But at the last minute on Monday, Councilman David Alvarez released a competing plan that he hopes will give their colleagues on the dais pause. Alvarez believes Kersey’s plan ties the Council’s hands and proposes dedicating future property tax revenue toward infrastructure as a means to speed up funding.

Meanwhile, in an op-ed for us local transit and housing advocates Jim Stone and Stephen Russell argue that Kersey’s measure should include money for affordable housing. They suggest setting aside some revenue to help build new homes or offset fees that affordable housing developers have to pay.

Kersey’s measure won’t fix the city’s infrastructure problem and historical precedent has shown similar efforts have failed. The city’s independent budget analyst said Kersey’s idea was fine, but reiterated the city needs money to tackle street and other repairs.

One possibility for some money could be SANDAG, which is considering a November sales tax hike to pay for infrastructure countywide. The agency is doing telephone surveys on the idea this week. (KPBS)

Hey, Did Your Hear the Chargers Might Be Going to L.A.? Or Staying in SD? Plus Other News

In the daily rumormongering about the future of the Chargers in San Diego, everyone’s take on Monday was that it was more likely the team was going to stay here in 2016. But then Chargers spokesman Mark Fabiani came out and said those reports were not true. (NBC San Diego)

On Facebook, local racial justice advocate Mark Jones and two of his friends tell a tale of getting detained over with guns drawn during a lengthy traffic stop at the San Ysidro border crossing.

A 97-year-old El Cajon woman is among a number of female World War II veteran pilots fighting for full recognition from the Army. (L.A. Times)

Imperial Beach is gearing up – zing! – for a $5 million Bikeway Village rest stop for bikers, walkers and tourists along the city’s wildlife refuge. As we reported earlier this month, it’s just one of the many projects on tap in IB. (KPBS)

    This article relates to: Morning Report, News

    Written by Liam Dillon

    Liam Dillon is senior reporter and assistant editor for Voice of San Diego. He leads VOSD’s investigations and writes about how regular people interact with local government. What should he write about next?

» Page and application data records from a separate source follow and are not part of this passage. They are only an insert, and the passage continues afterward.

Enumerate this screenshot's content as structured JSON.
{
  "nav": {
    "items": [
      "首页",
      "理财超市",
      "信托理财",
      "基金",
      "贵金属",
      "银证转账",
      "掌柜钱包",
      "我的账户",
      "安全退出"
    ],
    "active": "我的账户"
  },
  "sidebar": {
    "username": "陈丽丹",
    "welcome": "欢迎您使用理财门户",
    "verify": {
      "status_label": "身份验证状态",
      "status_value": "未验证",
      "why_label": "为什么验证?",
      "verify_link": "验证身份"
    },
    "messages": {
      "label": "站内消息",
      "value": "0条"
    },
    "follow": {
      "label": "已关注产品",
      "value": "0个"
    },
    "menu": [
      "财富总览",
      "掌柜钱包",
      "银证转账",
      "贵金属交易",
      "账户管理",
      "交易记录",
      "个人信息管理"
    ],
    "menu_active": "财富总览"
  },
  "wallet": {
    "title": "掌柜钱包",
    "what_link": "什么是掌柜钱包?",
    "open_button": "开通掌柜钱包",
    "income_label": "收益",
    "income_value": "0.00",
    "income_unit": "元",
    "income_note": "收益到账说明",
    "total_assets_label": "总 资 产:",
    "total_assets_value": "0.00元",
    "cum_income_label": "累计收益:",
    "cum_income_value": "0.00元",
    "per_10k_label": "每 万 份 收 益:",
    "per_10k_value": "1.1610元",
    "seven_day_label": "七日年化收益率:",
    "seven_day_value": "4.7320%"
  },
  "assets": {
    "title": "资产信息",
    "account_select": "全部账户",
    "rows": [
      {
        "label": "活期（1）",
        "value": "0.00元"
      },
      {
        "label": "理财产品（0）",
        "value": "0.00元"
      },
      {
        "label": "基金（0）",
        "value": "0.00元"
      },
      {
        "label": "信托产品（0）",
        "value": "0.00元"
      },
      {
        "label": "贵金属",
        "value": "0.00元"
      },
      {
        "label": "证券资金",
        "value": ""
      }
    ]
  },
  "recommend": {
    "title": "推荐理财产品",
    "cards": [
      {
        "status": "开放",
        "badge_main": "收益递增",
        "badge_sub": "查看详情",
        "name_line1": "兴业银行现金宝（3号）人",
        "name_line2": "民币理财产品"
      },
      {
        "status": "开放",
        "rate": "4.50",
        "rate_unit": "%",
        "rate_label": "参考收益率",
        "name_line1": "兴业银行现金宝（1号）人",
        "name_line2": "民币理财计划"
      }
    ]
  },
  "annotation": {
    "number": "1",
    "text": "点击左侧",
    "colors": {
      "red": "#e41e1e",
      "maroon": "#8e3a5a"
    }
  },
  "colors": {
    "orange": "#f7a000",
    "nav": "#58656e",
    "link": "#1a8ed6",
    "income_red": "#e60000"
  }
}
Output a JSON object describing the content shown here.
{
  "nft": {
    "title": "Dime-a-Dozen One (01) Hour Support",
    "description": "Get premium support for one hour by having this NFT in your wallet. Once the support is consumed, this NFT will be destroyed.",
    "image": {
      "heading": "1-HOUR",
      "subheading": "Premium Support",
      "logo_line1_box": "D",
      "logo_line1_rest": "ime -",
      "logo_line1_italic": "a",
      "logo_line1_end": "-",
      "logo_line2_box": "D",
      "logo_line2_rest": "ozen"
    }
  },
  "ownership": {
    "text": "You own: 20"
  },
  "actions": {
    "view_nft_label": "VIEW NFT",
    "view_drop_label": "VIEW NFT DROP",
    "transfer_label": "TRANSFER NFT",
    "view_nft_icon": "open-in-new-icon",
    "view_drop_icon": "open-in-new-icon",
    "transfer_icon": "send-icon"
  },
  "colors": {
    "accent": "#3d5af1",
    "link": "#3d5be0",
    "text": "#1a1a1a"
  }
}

Please contact him directly at or 619.550.5663.

    Mark Giffin
    Mark Giffin subscribermember

    Monies from the citizens initiative and/or the infrastructure bond will be funding backups for the coming pension shortfalls.imho

    The San Diego City Council will consider on Monday two proposals to fortify the budget against unexpected spikes in city contributions to its employee pension system.

    The mayor's office has proposed establishing a pension payment stabilization reserve account, equal to 8 percent of the average of the last three years of city contributions to the San Diego City Employees Retirement System. That would equate to about $20.8 million.

    Several members of the City Council, however, have balked about tying up the money for one use. Councilman Todd Gloria proposes to increase a general fund reserve account instead.

    Most of the city's contribution to the pension system comes from the general fund, which pays for basic services like public safety and libraries. The average city payment the last three years has been $259.9 million, according to a staff report.

    The amount the city pays into SDCERS in a given year depends on a variety of factors, including the performance of the pension system's investment portfolio and the discount rate — a determination of expected risk- free future returns.

    The SDCERS board recently lowered its discount rate, so the city will have to pay more into the system in the next fiscal year than was originally expected, leaving less money available for city services.

    A recent report from the city's Independent Budget Analyst said both pension reserve proposals were fiscally prudent. The budget analyst also suggested that the City Council could adopt both ideas, creating a smaller pension reserve account and boosting the general fund reserve with what's left over.